Some people find fascia manipulation helps their pain and mobility. To be most effective, fascia manipulation should be supplemented with education on properly moving the body, muscle strengthening, flexibility exercises and better education on improving the posture, Garrett says.
Fascia Therapy at Home
It’s also possible to do some fascia work on your own, provided there’s not an injury that needs professional treatment. Some ways to take better care of fascia include:
- Using foam rollers.These rollers are commonly used now in sports, fitness and for self-myofascial release. There are videos online to explain how to use foam rollers, but it’s always best to ask a trained provider, such as a physical therapist, for more guidance, Smith says. That way, you find out how to use a foam roller for your specific body concerns. You also can use a tennis ball for fascia release.
- Yoga.The stretches held in yoga help keep the fascia flexible, Cruikshank says.
- Gentle massage.Massage performed by a partner can keep fascia healthy. “It helps keep the tissues moving,” Smith says.
If you have a specific injury or significant pain, see a health care provider experienced with fascia therapy instead of going the do-it-yourself route, Cruikshank cautions. You don’t want to end up self-treating something and making it worse.
Finding a Provider Who Offers Fascia Work
There are a few tips to keep in mind if you want to find a provider who treats fascia:
- Read their bios and qualifications.See if they mention fascia experience and training, Cruikshank advises. If they don’t, ask them about their background treating fascia and their approach.
- Don’t be afraid to try a different modality. One approach to fascia manipulation may work well for you while another approach may not. If you have the flexibility through your insurance or can afford it, try different approaches to find the one that fits best. “It can be like trying on shoes,” Cruikshank says.
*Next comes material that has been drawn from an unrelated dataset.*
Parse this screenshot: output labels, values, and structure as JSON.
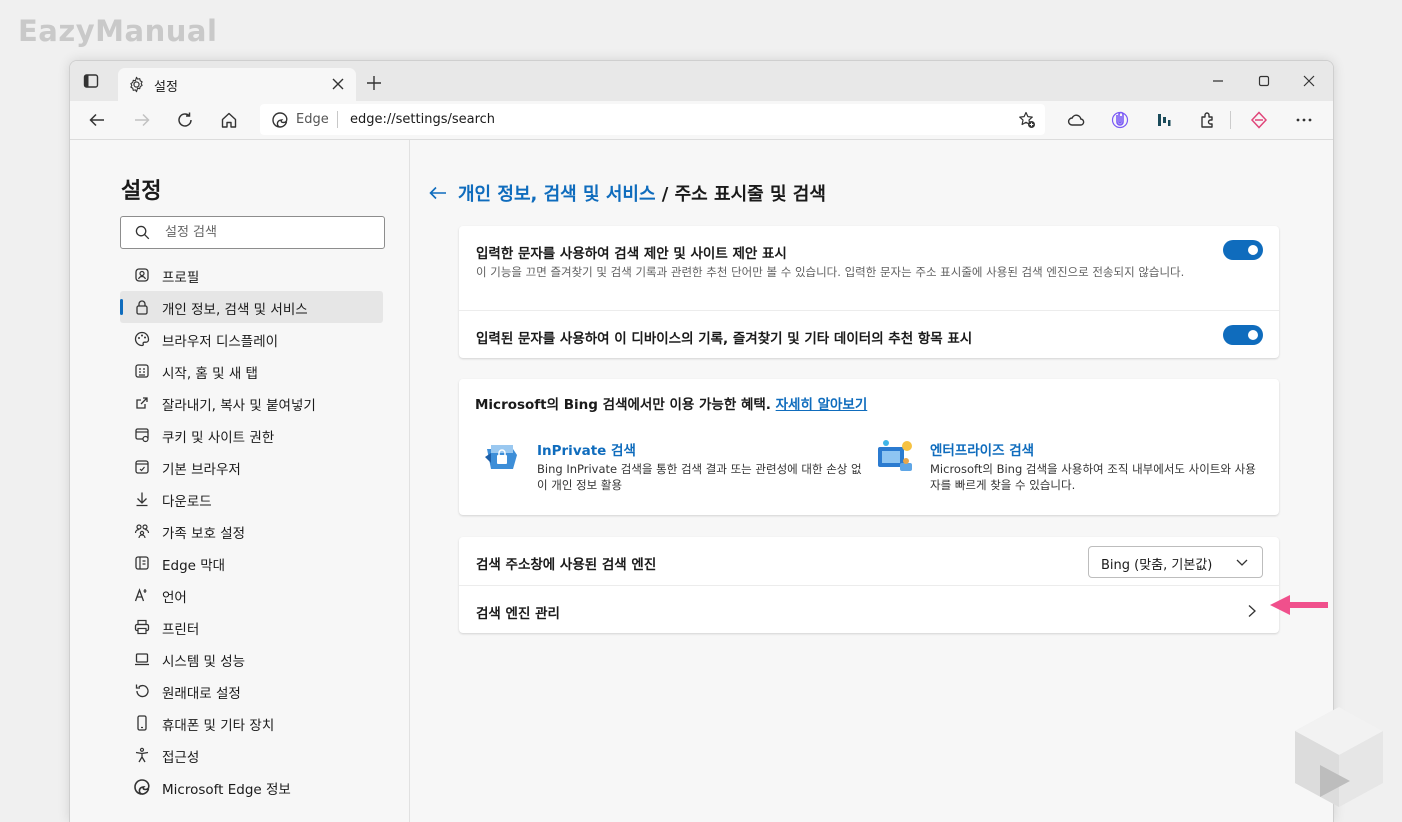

- Ask friends and family for recommendations. Find out about physical therapists or other bodywork providers who most effectively helped their patients’ injury or pain, Smith advises.